EXCERPTED RECORDS START
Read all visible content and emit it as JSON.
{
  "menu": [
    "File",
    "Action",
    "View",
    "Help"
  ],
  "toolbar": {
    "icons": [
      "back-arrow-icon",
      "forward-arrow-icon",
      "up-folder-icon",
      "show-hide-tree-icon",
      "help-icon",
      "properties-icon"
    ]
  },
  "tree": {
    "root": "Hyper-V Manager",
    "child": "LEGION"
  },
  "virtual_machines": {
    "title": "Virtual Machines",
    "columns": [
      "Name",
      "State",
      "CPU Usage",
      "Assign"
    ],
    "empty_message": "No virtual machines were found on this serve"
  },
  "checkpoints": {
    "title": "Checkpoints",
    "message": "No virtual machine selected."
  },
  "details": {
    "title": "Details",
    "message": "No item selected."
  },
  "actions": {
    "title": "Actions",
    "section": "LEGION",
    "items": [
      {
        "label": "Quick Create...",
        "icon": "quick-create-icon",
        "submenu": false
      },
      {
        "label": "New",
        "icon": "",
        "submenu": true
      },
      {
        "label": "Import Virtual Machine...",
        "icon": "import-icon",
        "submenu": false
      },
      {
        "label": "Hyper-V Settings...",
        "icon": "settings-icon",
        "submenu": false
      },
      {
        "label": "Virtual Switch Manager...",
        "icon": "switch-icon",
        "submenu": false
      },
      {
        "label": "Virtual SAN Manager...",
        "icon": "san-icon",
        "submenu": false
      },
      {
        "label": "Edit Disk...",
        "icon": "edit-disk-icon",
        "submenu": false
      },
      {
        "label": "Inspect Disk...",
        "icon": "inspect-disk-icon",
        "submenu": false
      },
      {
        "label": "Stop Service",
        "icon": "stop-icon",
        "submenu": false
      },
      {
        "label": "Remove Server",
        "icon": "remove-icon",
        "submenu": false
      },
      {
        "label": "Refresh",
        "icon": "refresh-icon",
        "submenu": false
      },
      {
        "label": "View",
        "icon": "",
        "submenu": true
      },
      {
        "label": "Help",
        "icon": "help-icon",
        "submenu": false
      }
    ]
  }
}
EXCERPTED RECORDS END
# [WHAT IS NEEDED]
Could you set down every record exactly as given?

# [EXPECTED ANSWER]
Read all visible content and emit it as JSON.
{
  "menu": [
    "File",
    "Action",
    "View",
    "Help"
  ],
  "toolbar": {
    "icons": [
      "back-arrow-icon",
      "forward-arrow-icon",
      "up-folder-icon",
      "show-hide-tree-icon",
      "help-icon",
      "properties-icon"
    ]
  },
  "tree": {
    "root": "Hyper-V Manager",
    "child": "LEGION"
  },
  "virtual_machines": {
    "title": "Virtual Machines",
    "columns": [
      "Name",
      "State",
      "CPU Usage",
      "Assign"
    ],
    "empty_message": "No virtual machines were found on this serve"
  },
  "checkpoints": {
    "title": "Checkpoints",
    "message": "No virtual machine selected."
  },
  "details": {
    "title": "Details",
    "message": "No item selected."
  },
  "actions": {
    "title": "Actions",
    "section": "LEGION",
    "items": [
      {
        "label": "Quick Create...",
        "icon": "quick-create-icon",
        "submenu": false
      },
      {
        "label": "New",
        "icon": "",
        "submenu": true
      },
      {
        "label": "Import Virtual Machine...",
        "icon": "import-icon",
        "submenu": false
      },
      {
        "label": "Hyper-V Settings...",
        "icon": "settings-icon",
        "submenu": false
      },
      {
        "label": "Virtual Switch Manager...",
        "icon": "switch-icon",
        "submenu": false
      },
      {
        "label": "Virtual SAN Manager...",
        "icon": "san-icon",
        "submenu": false
      },
      {
        "label": "Edit Disk...",
        "icon": "edit-disk-icon",
        "submenu": false
      },
      {
        "label": "Inspect Disk...",
        "icon": "inspect-disk-icon",
        "submenu": false
      },
      {
        "label": "Stop Service",
        "icon": "stop-icon",
        "submenu": false
      },
      {
        "label": "Remove Server",
        "icon": "remove-icon",
        "submenu": false
      },
      {
        "label": "Refresh",
        "icon": "refresh-icon",
        "submenu": false
      },
      {
        "label": "View",
        "icon": "",
        "submenu": true
      },
      {
        "label": "Help",
        "icon": "help-icon",
        "submenu": false
      }
    ]
  }
}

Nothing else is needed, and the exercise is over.